Recorded data below:

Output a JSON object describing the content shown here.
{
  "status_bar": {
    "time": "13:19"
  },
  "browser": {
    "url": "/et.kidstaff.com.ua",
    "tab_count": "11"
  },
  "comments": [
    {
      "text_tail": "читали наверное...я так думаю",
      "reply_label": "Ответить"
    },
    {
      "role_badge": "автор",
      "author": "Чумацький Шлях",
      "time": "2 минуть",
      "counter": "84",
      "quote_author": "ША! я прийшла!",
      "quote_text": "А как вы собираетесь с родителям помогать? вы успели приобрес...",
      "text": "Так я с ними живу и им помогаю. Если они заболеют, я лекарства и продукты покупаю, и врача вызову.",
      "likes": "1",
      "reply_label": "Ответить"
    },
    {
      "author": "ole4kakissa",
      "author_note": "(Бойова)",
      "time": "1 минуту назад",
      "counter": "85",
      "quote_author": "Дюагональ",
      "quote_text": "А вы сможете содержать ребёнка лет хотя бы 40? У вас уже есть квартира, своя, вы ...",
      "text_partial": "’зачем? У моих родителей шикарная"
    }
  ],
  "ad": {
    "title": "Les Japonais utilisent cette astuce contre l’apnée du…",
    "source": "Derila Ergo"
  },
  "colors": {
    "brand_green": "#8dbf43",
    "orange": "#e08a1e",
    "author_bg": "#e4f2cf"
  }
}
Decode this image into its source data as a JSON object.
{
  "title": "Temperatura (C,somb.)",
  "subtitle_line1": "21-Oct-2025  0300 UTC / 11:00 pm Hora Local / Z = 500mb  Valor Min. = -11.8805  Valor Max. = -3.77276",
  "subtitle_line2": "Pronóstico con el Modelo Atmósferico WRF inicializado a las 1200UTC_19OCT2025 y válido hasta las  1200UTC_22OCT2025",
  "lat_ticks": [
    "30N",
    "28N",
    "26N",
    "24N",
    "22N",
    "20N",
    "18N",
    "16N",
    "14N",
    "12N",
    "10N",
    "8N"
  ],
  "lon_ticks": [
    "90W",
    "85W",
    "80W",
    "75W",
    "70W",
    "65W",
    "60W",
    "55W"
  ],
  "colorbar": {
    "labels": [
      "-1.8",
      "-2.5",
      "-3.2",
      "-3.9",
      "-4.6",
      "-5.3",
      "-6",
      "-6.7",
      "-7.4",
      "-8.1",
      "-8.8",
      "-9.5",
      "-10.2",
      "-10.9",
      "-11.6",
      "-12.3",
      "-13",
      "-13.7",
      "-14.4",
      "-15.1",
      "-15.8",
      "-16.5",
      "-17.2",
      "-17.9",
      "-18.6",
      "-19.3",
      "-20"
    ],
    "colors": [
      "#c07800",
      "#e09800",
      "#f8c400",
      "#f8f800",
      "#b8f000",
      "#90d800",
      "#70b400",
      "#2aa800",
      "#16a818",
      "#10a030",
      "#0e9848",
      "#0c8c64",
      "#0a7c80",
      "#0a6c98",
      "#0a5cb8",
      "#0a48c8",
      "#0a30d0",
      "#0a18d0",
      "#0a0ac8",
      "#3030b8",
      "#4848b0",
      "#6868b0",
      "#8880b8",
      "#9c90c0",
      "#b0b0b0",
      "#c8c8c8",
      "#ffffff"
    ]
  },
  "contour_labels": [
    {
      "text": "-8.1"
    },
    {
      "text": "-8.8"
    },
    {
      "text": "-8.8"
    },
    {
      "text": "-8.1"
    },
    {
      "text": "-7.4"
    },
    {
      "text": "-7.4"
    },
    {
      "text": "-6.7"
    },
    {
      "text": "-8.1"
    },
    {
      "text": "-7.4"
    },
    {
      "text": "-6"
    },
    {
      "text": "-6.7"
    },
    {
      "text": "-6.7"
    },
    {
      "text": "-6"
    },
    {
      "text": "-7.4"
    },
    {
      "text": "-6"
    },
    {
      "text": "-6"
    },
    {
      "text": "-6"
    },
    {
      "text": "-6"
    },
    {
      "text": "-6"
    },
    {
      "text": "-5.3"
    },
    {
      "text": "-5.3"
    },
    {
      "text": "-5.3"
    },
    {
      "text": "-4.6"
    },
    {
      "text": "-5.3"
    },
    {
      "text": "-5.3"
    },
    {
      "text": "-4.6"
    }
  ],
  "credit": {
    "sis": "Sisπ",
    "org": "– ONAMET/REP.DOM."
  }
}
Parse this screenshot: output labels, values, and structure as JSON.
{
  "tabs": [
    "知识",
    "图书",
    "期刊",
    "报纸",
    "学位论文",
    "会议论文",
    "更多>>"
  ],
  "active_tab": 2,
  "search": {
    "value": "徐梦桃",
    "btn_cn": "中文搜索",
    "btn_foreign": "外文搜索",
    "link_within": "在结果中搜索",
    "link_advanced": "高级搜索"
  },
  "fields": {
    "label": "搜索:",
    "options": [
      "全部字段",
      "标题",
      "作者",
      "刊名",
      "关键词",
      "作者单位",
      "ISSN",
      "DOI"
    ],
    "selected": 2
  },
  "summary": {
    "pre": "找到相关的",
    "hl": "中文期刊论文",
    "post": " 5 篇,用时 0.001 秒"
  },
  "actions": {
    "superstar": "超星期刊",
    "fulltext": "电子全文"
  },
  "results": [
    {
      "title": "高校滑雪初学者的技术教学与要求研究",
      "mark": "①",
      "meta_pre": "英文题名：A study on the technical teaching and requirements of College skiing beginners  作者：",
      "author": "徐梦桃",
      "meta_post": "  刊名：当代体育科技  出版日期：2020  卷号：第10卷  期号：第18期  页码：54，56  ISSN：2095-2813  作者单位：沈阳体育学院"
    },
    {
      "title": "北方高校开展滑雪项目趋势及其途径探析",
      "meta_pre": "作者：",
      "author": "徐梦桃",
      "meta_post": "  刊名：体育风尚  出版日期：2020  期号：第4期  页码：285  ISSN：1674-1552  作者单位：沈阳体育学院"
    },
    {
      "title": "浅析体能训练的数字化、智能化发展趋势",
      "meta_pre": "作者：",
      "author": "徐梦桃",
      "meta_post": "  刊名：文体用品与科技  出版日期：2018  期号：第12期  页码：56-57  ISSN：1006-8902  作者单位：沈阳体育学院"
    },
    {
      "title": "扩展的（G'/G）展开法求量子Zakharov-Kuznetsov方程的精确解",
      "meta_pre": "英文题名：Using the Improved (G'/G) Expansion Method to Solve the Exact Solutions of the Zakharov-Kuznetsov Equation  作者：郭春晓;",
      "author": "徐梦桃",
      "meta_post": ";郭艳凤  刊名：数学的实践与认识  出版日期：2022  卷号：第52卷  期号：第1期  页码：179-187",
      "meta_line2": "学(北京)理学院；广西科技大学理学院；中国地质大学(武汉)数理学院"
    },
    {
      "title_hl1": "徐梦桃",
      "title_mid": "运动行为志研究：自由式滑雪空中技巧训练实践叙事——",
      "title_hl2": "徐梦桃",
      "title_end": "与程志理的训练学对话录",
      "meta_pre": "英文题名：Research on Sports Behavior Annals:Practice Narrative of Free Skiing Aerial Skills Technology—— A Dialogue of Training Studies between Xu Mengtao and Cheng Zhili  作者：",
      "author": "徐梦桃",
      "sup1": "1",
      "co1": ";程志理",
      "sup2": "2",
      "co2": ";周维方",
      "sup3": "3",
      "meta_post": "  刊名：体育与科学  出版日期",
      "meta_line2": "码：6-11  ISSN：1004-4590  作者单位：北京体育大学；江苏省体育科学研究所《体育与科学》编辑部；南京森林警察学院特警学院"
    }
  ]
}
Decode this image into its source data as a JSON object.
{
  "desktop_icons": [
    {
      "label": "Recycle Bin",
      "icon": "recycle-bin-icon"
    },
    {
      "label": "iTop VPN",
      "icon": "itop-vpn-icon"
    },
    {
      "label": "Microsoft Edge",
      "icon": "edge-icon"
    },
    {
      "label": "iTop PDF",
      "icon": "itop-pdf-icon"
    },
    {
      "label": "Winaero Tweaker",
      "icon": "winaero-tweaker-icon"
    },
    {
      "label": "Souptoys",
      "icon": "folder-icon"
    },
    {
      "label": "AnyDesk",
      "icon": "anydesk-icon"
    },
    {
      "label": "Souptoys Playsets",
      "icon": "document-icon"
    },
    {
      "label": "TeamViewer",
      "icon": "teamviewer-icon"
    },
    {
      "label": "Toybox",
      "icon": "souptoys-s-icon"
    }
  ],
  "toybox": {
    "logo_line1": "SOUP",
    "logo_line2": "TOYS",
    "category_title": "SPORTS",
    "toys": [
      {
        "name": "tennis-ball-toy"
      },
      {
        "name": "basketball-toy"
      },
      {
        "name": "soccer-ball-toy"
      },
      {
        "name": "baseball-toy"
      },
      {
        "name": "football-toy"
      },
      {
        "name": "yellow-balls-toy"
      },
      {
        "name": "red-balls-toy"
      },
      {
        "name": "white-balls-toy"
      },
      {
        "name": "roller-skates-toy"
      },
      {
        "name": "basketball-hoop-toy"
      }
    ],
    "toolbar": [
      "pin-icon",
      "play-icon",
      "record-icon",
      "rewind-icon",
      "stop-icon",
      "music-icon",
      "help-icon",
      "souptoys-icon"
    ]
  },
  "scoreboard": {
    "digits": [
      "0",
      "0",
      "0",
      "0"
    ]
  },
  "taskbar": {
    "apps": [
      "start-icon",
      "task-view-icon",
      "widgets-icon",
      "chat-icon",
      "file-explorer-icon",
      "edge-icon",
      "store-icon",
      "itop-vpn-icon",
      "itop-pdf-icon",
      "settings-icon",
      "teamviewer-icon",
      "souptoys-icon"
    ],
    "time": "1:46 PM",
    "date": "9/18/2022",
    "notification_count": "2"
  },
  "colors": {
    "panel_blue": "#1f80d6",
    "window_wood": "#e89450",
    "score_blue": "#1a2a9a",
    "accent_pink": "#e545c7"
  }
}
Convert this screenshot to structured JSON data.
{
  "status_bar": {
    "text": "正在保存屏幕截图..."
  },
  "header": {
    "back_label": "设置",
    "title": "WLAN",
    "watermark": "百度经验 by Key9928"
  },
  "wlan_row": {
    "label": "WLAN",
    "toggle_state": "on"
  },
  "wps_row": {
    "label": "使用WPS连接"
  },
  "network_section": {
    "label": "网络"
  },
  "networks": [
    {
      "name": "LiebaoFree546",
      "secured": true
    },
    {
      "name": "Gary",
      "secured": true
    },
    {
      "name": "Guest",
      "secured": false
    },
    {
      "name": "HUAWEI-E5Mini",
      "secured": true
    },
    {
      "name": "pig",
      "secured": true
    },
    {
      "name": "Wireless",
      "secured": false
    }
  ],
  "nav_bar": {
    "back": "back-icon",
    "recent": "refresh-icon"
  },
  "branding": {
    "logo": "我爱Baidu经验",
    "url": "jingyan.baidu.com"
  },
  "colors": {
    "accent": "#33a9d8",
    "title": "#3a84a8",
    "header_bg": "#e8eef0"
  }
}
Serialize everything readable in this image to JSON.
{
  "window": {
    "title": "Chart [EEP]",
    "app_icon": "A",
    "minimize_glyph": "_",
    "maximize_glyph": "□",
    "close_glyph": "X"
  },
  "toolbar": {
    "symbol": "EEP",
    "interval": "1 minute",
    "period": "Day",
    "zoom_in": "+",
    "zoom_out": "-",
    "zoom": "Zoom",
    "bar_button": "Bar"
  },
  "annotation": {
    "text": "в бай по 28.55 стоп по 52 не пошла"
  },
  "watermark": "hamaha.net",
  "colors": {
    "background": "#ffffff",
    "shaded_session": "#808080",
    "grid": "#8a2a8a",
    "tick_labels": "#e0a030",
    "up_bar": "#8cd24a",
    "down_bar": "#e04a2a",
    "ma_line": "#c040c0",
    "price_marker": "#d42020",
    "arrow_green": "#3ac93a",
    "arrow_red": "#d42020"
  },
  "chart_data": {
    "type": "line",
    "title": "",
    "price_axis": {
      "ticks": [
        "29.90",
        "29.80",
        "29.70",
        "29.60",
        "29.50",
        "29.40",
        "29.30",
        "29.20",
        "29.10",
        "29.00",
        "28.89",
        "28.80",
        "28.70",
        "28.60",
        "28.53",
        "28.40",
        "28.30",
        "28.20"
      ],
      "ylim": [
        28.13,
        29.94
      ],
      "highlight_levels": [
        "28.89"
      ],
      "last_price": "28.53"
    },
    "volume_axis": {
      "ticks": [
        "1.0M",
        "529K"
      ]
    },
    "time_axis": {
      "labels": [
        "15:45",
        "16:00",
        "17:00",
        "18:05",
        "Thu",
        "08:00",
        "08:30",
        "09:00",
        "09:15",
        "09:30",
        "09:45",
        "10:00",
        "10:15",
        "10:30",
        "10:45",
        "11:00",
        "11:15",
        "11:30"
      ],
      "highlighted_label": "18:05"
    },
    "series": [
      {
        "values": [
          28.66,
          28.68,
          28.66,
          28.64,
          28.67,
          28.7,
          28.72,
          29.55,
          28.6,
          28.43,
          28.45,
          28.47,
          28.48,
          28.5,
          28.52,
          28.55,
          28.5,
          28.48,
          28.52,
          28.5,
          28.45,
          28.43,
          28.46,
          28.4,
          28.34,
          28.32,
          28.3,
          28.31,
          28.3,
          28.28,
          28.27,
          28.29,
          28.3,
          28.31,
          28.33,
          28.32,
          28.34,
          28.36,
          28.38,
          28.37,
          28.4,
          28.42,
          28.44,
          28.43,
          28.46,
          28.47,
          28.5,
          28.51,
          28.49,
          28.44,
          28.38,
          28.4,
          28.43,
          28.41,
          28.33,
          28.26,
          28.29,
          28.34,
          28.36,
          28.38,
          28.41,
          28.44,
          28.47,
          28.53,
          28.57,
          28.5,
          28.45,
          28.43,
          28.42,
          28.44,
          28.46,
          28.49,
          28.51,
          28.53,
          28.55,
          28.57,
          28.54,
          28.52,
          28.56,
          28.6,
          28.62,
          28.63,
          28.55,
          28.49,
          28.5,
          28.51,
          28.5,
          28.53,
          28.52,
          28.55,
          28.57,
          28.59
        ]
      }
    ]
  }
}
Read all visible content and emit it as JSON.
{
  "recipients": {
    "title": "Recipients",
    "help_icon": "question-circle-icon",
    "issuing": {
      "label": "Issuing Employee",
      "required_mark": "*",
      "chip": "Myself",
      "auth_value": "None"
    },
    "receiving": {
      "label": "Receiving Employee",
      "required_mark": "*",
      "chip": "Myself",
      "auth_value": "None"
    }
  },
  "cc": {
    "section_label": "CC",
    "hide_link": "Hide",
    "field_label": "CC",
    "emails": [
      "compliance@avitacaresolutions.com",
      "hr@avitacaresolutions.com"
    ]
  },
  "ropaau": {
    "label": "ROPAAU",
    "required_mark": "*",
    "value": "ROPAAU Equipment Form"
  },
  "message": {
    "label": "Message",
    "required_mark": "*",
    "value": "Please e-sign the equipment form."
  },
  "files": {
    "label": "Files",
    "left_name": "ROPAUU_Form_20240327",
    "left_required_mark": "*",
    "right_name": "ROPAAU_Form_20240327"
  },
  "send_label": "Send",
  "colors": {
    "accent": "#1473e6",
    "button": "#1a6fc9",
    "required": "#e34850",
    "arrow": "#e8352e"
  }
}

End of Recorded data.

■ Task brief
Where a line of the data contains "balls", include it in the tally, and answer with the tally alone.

■ Task response
3